Coming home to my motherland and myself: perspectives on identity, culture and self-preservation as a diaspora Eritrean
Muslim women in brightly colored garb and men donned in all white robes draw a close to Ramadan on July 28, 2014 in Tessenei, Eritrea.
Often looked as a woman’s work, the tailors in Eritrea’s capital of Asmara are typically male who run the family business and task their younger relatives to help out by sewing dresses and taking measurements.
Some homes are built on brick and wood, while others merely survive on sticks and straw tops for shelter. Many of the huts found in Tessenai – a market town in Eritrea just 30 miles from the Sudanese border – are occupied by migrants who come to work.
A boutique owner maintains her storefront between shopper drop ins on July 27, 2014 in Tessenei, Eritrea.
A worker inspects the pipes and then checks off a woman’s name on a list of residents expecting to receive their water bill at the end of the month in Adi Quala, Eritrea on August 8, 2014.
A city bus drops its passengers at the entrance of Expo, the annual family-festival showcasing cultural dances, art exhibits, innovation and a trolley ride in Asmara, Eritrea on August 24, 2014.
Two brothers brave the jagged roads of Adi Quala, a town that stretches two kilometers in Southern Eritrea. The town is home to fertile land and farmers who grow crops to supplement income. August 2014.
Beles buckets as top hats in Asmara, Eritrea. August 2014.
Young child shaves the skin off a ‘beles’ – the sweet, mushy cactus fruit eaten during the rainy season in Asmara, Eritrea on August 14, 2014.

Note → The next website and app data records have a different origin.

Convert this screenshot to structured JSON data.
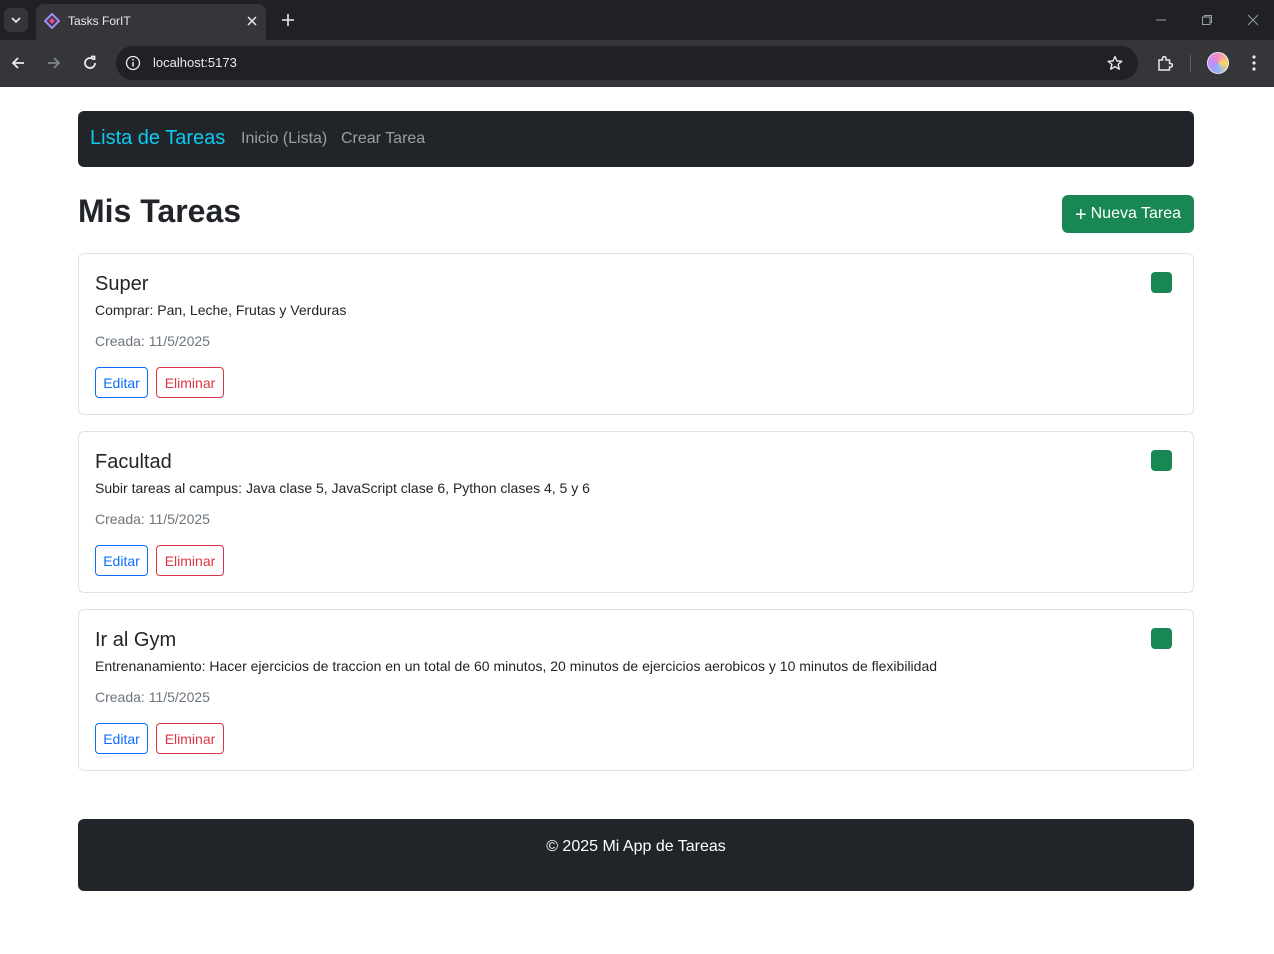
{
  "browser": {
    "tab_title": "Tasks ForIT",
    "url": "localhost:5173"
  },
  "navbar": {
    "brand": "Lista de Tareas",
    "links": [
      "Inicio (Lista)",
      "Crear Tarea"
    ]
  },
  "header": {
    "title": "Mis Tareas",
    "new_button_label": "Nueva Tarea",
    "new_button_icon": "+"
  },
  "tasks": [
    {
      "title": "Super",
      "description": "Comprar: Pan, Leche, Frutas y Verduras",
      "created": "Creada: 11/5/2025",
      "edit_label": "Editar",
      "delete_label": "Eliminar"
    },
    {
      "title": "Facultad",
      "description": "Subir tareas al campus: Java clase 5, JavaScript clase 6, Python clases 4, 5 y 6",
      "created": "Creada: 11/5/2025",
      "edit_label": "Editar",
      "delete_label": "Eliminar"
    },
    {
      "title": "Ir al Gym",
      "description": "Entrenanamiento: Hacer ejercicios de traccion en un total de 60 minutos, 20 minutos de ejercicios aerobicos y 10 minutos de flexibilidad",
      "created": "Creada: 11/5/2025",
      "edit_label": "Editar",
      "delete_label": "Eliminar"
    }
  ],
  "footer": {
    "text": "© 2025 Mi App de Tareas"
  },
  "colors": {
    "navbar_bg": "#212529",
    "brand": "#0dcaf0",
    "success": "#198754",
    "primary": "#0d6efd",
    "danger": "#dc3545"
  }
}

Face painting was one of several activities at Expo, the annual family festival in Asmara, Eritrea during its two-week opening in August 2014. Among other activities was an art room next to the photo exhibits where children and youth were supplied with canvas paper and encouraged to paint freely.
A crowd peers out the window of a Muslim wedding outside of Adulis Restaurant on a Sunday night in downtown Asmara, Eritrea on August 29, 2014.
A woman without a home in downtown Asmara, Eritrea. Welcome to Free Eritrea.
A woman sells raymoc lottery tickets to by passers betting their luck on cashing in on hundreds of Nakfa near Arbaete Asmara, Eritrea on September 3, 2014.
An elder caught scanning the Tigrinya-language newspaper, Haddas Ertra, in downtown Asmara, Eritrea on August 27, 2014.
Couture at Alem Tsehai’s Fashion in downtown Asmara, Eritrea on September 7, 2014.
A section of this wall has been chipped off to its surface in order to skin and cut the meat off a goat that’s just been slaughtered in the home of a family in Asmara, Eritrea on July 20, 2014. The goat’s feet are tied up and it dangles while the man chops it into sizable pieces for consumption.
Two sisters sell the popular cactus pear fruit in the Medeber section of Asmara, Eritrea on September 6, 2014. Beles has a prickly exterior and mushy pink interior and heavily eaten during the rainy season. It costs 1 Nakfa and three are usually eaten in one setting.
A woman sits on a stool and looks outward in Asmara, Eritrea on September 5, 2014.
Mahaber Ikub is a monthly gathering where friends congregate in matching dresses and host the traditional coffee ceremony at one of the friend’s home. Asmara, Eritrea.
A child’s dream is to fly a plane, especially in a country where its national airlines discontinued six years ago and only runs on a case-by-case basis. This is a make believe airplane on display for two weeks at Expo, the annual cultural exhibition showcasing art, culture and science in Asmara, Eritrea, reconciles those dreams. August 24, 2014.